Ichthyosis is no barrier to making a difference

My name is Jeffrey “Kanga” Gridley, I have ARCI-lamellar ichthyosis and live in Brisbane, Australia. Late last year I was deployed by the Australian Red Cross to Cooktown in far north-east Australia in the wake of Tropical Cyclone Jasper. Although Cyclone Jasper was a relatively minor cyclone, crossing the north Queensland coast as a category 2 cyclone, Cyclone Jasper was the wettest cyclone in Australian history and managed to drastically affect the lives of many. One of the most affected areas was a First Nations community of Wujal Wujal, with all 300 community members being evacuated to nearby Cooktown by military aircraft after flooding destroyed all building in the town.

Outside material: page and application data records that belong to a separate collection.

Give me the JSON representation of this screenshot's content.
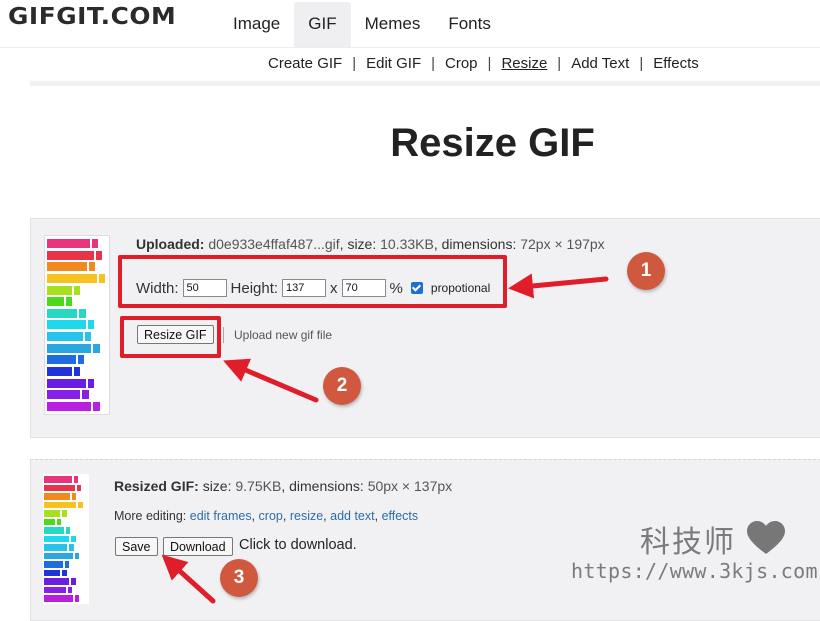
{
  "header": {
    "logo": "GIFGIT.COM",
    "nav": [
      {
        "label": "Image",
        "active": false
      },
      {
        "label": "GIF",
        "active": true
      },
      {
        "label": "Memes",
        "active": false
      },
      {
        "label": "Fonts",
        "active": false
      }
    ]
  },
  "subnav": {
    "items": [
      {
        "label": "Create GIF",
        "current": false
      },
      {
        "label": "Edit GIF",
        "current": false
      },
      {
        "label": "Crop",
        "current": false
      },
      {
        "label": "Resize",
        "current": true
      },
      {
        "label": "Add Text",
        "current": false
      },
      {
        "label": "Effects",
        "current": false
      }
    ],
    "separator": "|"
  },
  "page_title": "Resize GIF",
  "upload": {
    "label": "Uploaded:",
    "filename": "d0e933e4ffaf487...gif",
    "size_label": "size:",
    "size": "10.33KB",
    "dimensions_label": "dimensions:",
    "dimensions": "72px × 197px",
    "form": {
      "width_label": "Width:",
      "width_value": "50",
      "height_label": "Height:",
      "height_value": "137",
      "times": "x",
      "percent_value": "70",
      "percent_sign": "%",
      "proportional_checked": true,
      "proportional_label": "propotional"
    },
    "resize_button": "Resize GIF",
    "upload_new_link": "Upload new gif file"
  },
  "result": {
    "label": "Resized GIF:",
    "size_label": "size:",
    "size": "9.75KB",
    "dimensions_label": "dimensions:",
    "dimensions": "50px × 137px",
    "more_editing_label": "More editing:",
    "more_links": [
      "edit frames",
      "crop",
      "resize",
      "add text",
      "effects"
    ],
    "save_button": "Save",
    "download_button": "Download",
    "download_hint": "Click to download."
  },
  "thumbnail_bar_colors": [
    "#e8347c",
    "#e8344a",
    "#f08a1c",
    "#f5c21f",
    "#a8e01e",
    "#4cd81c",
    "#26d8c4",
    "#1ed8ec",
    "#26c4ec",
    "#2aa6e0",
    "#1f6ce0",
    "#1f34d8",
    "#6a1fe0",
    "#8a1fe8",
    "#b81fe0"
  ],
  "annotations": {
    "color": "#e01e2a",
    "badge_color": "#d0583e",
    "steps": [
      "1",
      "2",
      "3"
    ]
  },
  "watermark": {
    "title": "科技师",
    "url": "https://www.3kjs.com"
  }
}
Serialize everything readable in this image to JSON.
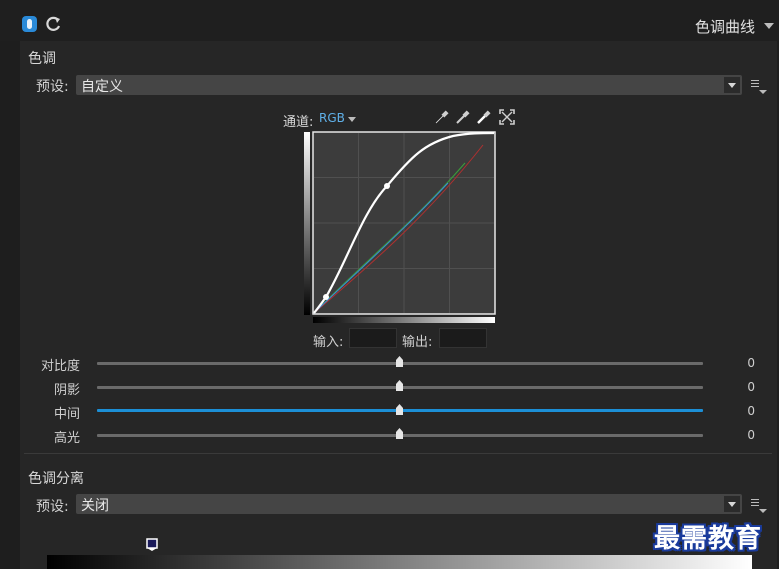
{
  "header": {
    "panel_title": "色调曲线",
    "icons": [
      "toggle-icon",
      "reset-icon",
      "panel-menu-icon"
    ]
  },
  "tone": {
    "section_title": "色调",
    "preset_label": "预设:",
    "preset_value": "自定义",
    "channel_label": "通道:",
    "channel_value": "RGB",
    "tools": [
      "eyedropper-icon",
      "eyedropper-icon",
      "eyedropper-icon",
      "expand-icon"
    ],
    "input_label": "输入:",
    "output_label": "输出:",
    "input_value": "",
    "output_value": ""
  },
  "sliders": [
    {
      "label": "对比度",
      "value": "0",
      "level": 0.5,
      "active": false
    },
    {
      "label": "阴影",
      "value": "0",
      "level": 0.5,
      "active": false
    },
    {
      "label": "中间",
      "value": "0",
      "level": 0.5,
      "active": true
    },
    {
      "label": "高光",
      "value": "0",
      "level": 0.5,
      "active": false
    }
  ],
  "split_toning": {
    "section_title": "色调分离",
    "preset_label": "预设:",
    "preset_value": "关闭"
  },
  "colors": {
    "accent": "#1c8fd6",
    "curve_white": "#ffffff",
    "curve_red": "#b03030",
    "curve_green": "#3aa03a",
    "curve_blue": "#3a8ad8",
    "panel_bg": "#262626"
  },
  "watermark": "最需教育"
}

The role of the Australia Red Cross was to manage the evacuation centres, recovery centres and to provide outreach to those in need. I undertook a variety of roles during the 5 weeks I was deployed (December/January), but the most difficult and rewarding was managing the evacuation centre in Cooktown for 2 weeks and caring for the Wujal Wujal community until more long term accommodation could be found. We even provided Christmas dinner and had a visit from Santa with gifts for the children (donated by the wider community).

Obviously, serving the community in such circumstances can be tough for anyone, regardless of the state of your health. The environmental conditions are uncomfortable with humid days getting up above 35 degrees C (95 degrees F) and the flooded areas being full of mosquitoes, contaminated water and mud. Add to this the difficulties of dealing with a community in crisis, with many on or past the point of mental break down.

Hardly the place for someone with ichthyosis I hear you say? I won’t pretend that it is an ideal situation considering that I have issues with the heat (as many with ichthyosis do), and I have had significant eye and infection issues in the past. There is however a choice that we all have to make. We can either accept that we can’t do a great many things given the obstacles we face (whether they be Ichthyosis or not), or we can choose to push the limits and chase goals no one else thinks we can reach. Personally I choose the later.

In terms of my time in Cooktown, the Red Cross were great and largely left decisions regarding my ability to fulfil various tasks in my hands. This sometimes meant sitting in an air-conditioned vehicle for a few minutes, or tipping some water over my head. Whilst the Red Cross are wonderful, it is also about being smart in which roles I choose to accept. Obviously it wouldn’t be smart for me to be standing out in the hot sun for hours, but I can manage evacuation centres or do targeted outreach (visiting people in their homes or wherever they may be) in hot conditions by being aware of what my body is doing and what my limits are. This only possible because I have always actively sort ways to overcome the obstacles that my ichthyosis cause, and after 40+ years I have it down to a fine art. On the flip side, my Ichthyosis is actually a very effective tool at times. Like anyone who stands out in terms of appearance, people remember me. Being remembered was very helpful when speaking to someone for the second or third time. Everyone loves a familiar face, especially when in a crisis.

Likewise, most people I meet a genuinely curious about my skin and sharing my story certainly helps to break down barriers. People feel like you have shared something quite personal, which often enables people to open up about what is going on for them. Getting your foot inside the door, or inside their story a little makes it much easier to assist someone. Overall, I believe that there is a way for everyone to make a difference in the lives of others. Mother Theresa once said if you want to help the world “pick up a broom and sweep someone’s house”.

Even in the busy world we all live in, we all have time and ability to do something for others. The only choices we each have to make are whether we wish to, and how we will go about it.

As I love to say; believe universally, think globally, act locally and be kind!

What's Your Story? We'd Love to Hear It!




« Back to Meet Our Families

Neither FIRST, its Board of Directors, Medical & Scientific Advisory Board, Board of Medical Editors, nor Foundation staff and officals endorse any treatments listed here.  All issues pertaining to the care of patients with ichthyosis should be discussed with a dermatologist experienced in the treatment of their skin disorder.

Share This Page: